Reach out to PRIME (Prevention through Risk Identification Management & Education)

To find out if you might be eligible to participate in one of our studies, please complete this questionnaire:

People experiencing the following symptoms may be at increased risk for developing an illness like psychosis:

  • Confusion about what is real or imaginary.
  • Frequent déjà vu.
  • Wondering if people can read minds, hear thoughts.
  • Mystical/philosophical/religious ideas.
  • The familiar feels strange, confusing, threatening, or has special meaning.
  • It seems that the mind/eyes/ears are playing tricks or are misperceiving reality (for example mistaking a dog barking for someone calling out a name).
  • Changes in perceptual sensitivity–heightened or dulled.
  • Unexpected perceptual changes, noises, lights, shadows, geometrical designs, and whispers or hearing one’s name called.
  • Increased sensitivity to smells and tastes.
  • Notions of being watched, singled out, talked about, or plotted against, even if unsure whether it is true.
  • Confused or muddled thinking.
  • Using the wrong words, talking about things irrelevant to context of conversations, or going off track.
  • Difficulty paying attention or remembering simple things.
  • Notions of being especially important, talented, gifted, powerful, or superior to others.
  • Decreased interest in spending time or talking with friends or family.
  • Less interested in everyday activities or hobbies.
  • Prefer to be alone.

If you are not currently experiencing any of the above symptoms, but are still interested in volunteering for a research study, click here to learn more

Current Studies

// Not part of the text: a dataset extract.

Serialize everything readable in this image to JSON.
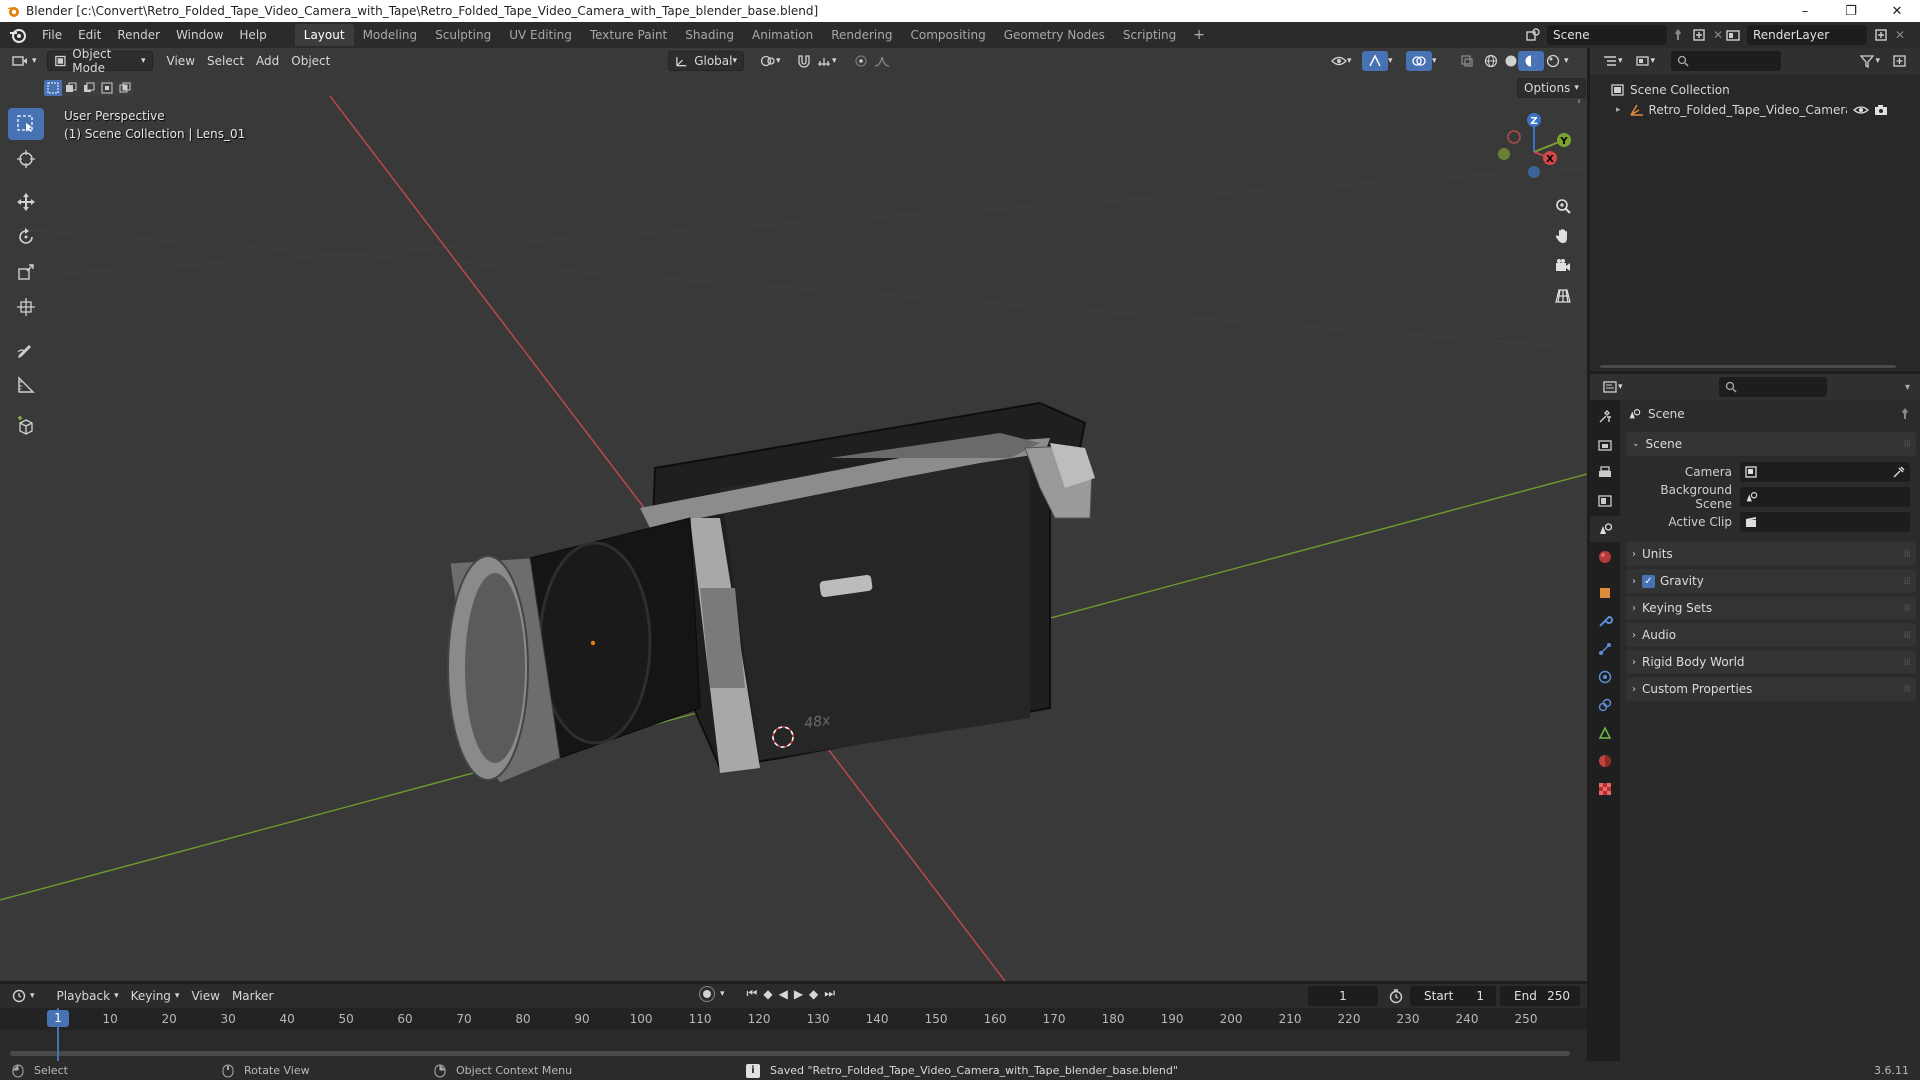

ProNET:  Psychosis-Risk Outcomes Network

The goals of the ProNET study are to better understand the cause and course of clinical high-risk symptoms and to monitor participants for the possible development of mental illnesses such as psychosis. For some, these clinical high-risk symptoms may become more severe over time. For others, the symptoms may stay the same, decrease, or go away entirely.

If you have experienced any of the clinical high-risk symptoms described above in the past few months, are between 12-30 years old, and have not been diagnosed with psychosis, you may be eligible to participate in this study.  Participation in this study will include multiple visits lasting 1-9 hours over 2 years.  Some of these visits will take place at the University of North Carolina in Chapel Hill, NC, and some of the visits may be completed remotely.  Study procedures include:

  • Clinical Interviews
    • The clinical interview focuses on questions about your daily life, such as your friendships and school or work and about different experiences and symptoms.
  • Biological Assessments
    • These include Magnetic Resonance Imaging (MRI) brain scans, EEG, and collection of saliva and blood samples.
  • Cognitive Testing
    • These assessments focus on memory, attention, concentration, and learning.

To see if you may be eligible to participate,
complete our Simple Survey
or call (877) PRIME-19